Benn thinks she has worked out why education never evoked the same loyalty as health, and she may be right. She thinks it is because the Attlee government, when it implemented the Education Act 1944 and gave every child of school-going age the right to an education, missed the chance to create comprehensive schools. Instead, it set up a system in which children were divided into successes and failures at the age of 11. That sealed its fate. For the poor, it was not an attractive prospect to have their children routinely consigned to second-rate, underfunded establishments, euphemistically called "secondary moderns", where simple skills were taught. For the middle classes, it might have been fine if they could be sure that their children were never going to end up in secondary modern schools, but they found that they couldn't.
By the time another Labour government came along under Harold Wilson in 1964, the system that had begun with such high hopes was far less loved than it deserved to be. Benn thinks that even then it might have been saved, if Wilson's education secretary Anthony Crosland had been more forceful about comprehensive reorganisation.
Wilson and Crosland no doubt thought that Labour would get another crack at it. But the next Labour government was led by Tony Blair, who loathed comprehensive education. Sometimes people are surprised to discover how much I loathe Blair, and they probably think it is about Iraq, but it isn't. It is because Labour's turn had come around, as it did in 1945 and 1964, and once again it fell to a Labour prime minister and education secretary to take forward the work begun by Attlee and Ellen Wilkinson and continued by Wilson and Crosland - yet Blair and his first education secretary, David Blunkett, set about dismantling the progress made so far. They left us in the situation Benn describes as follows:
Our state education system is fast fragmenting . . . The government currently boasts that two schools a day are converting to academy status, leaving the local, collaborative family of schools to go it alone, becoming accountable to only a handful of ministers and civil servants in Whitehall . . . If, as now seems likely, thousands of church schools join the rush to academy status (guaranteeing them continued privileges in admissions and landholding) the game might well be up. Will we - parents, citizens, taxpayers - stand by as one of our most vital public services passes into the hands of venture capitalists, hedge-fund managers and a growing array of faith groups?
Benn still hopes that the ideal of a national education system, democratically accountable locally and giving all children an equal chance in life, can be rescued.

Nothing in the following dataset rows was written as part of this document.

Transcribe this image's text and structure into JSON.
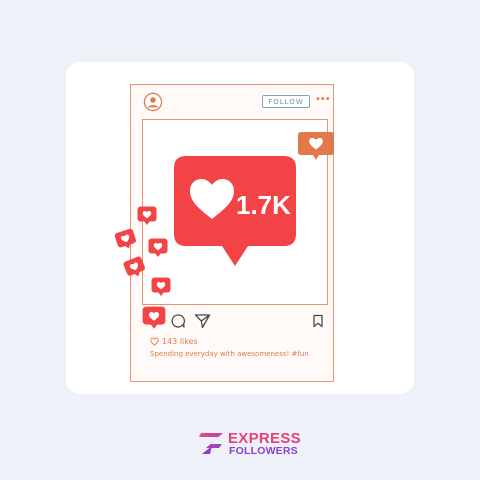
{
  "post": {
    "follow_label": "FOLLOW",
    "like_count_badge": "1.7K",
    "likes_text": "143 likes",
    "caption": "Spending everyday with awesomeness! #fun"
  },
  "brand": {
    "line1": "EXPRESS",
    "line2": "FOLLOWERS"
  },
  "icons": [
    "user-avatar-icon",
    "more-dots-icon",
    "heart-icon",
    "comment-icon",
    "share-icon",
    "bookmark-icon"
  ],
  "colors": {
    "like_red": "#f24446",
    "notification_orange": "#e07a4a",
    "frame_outline": "#e8956f",
    "follow_teal": "#6a97a6",
    "brand_pink": "#e8407a",
    "brand_purple": "#8b3fd0",
    "background": "#eef2f8"
  }
}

This book is intended to help make it possible. School Wars is short, well written and passionate, and is meant to be read not just by those who are experts in education, but also by parents struggling for the first time with a system that must seem impenetrable and unfair, who must wonder if things have to be this way. It tells the story of British state education from 1945, and illustrates starkly the danger it is in.
If I have a quarrel with Benn's analysis, it is that she bravely tries to place all the blame for the mess at the door of the Conservatives. The rot did set in under Margaret Thatcher and Kenneth Baker, and is continuing apace under David Cameron and Michael Gove. But Cameron and Gove are merely building on the foundations laid for them by Blair and Blunkett, who stole Labour's time to continue Thatcher's work. Labour's former leaders are far more responsible for this mess than any Conservative minister.
School Wars: the Battle for Britain's Education
Verso, 256pp, £12.99
Francis Beckett's most recent book is “What Did the Baby Boomers Ever Do For Us?" (Biteback, £12.99)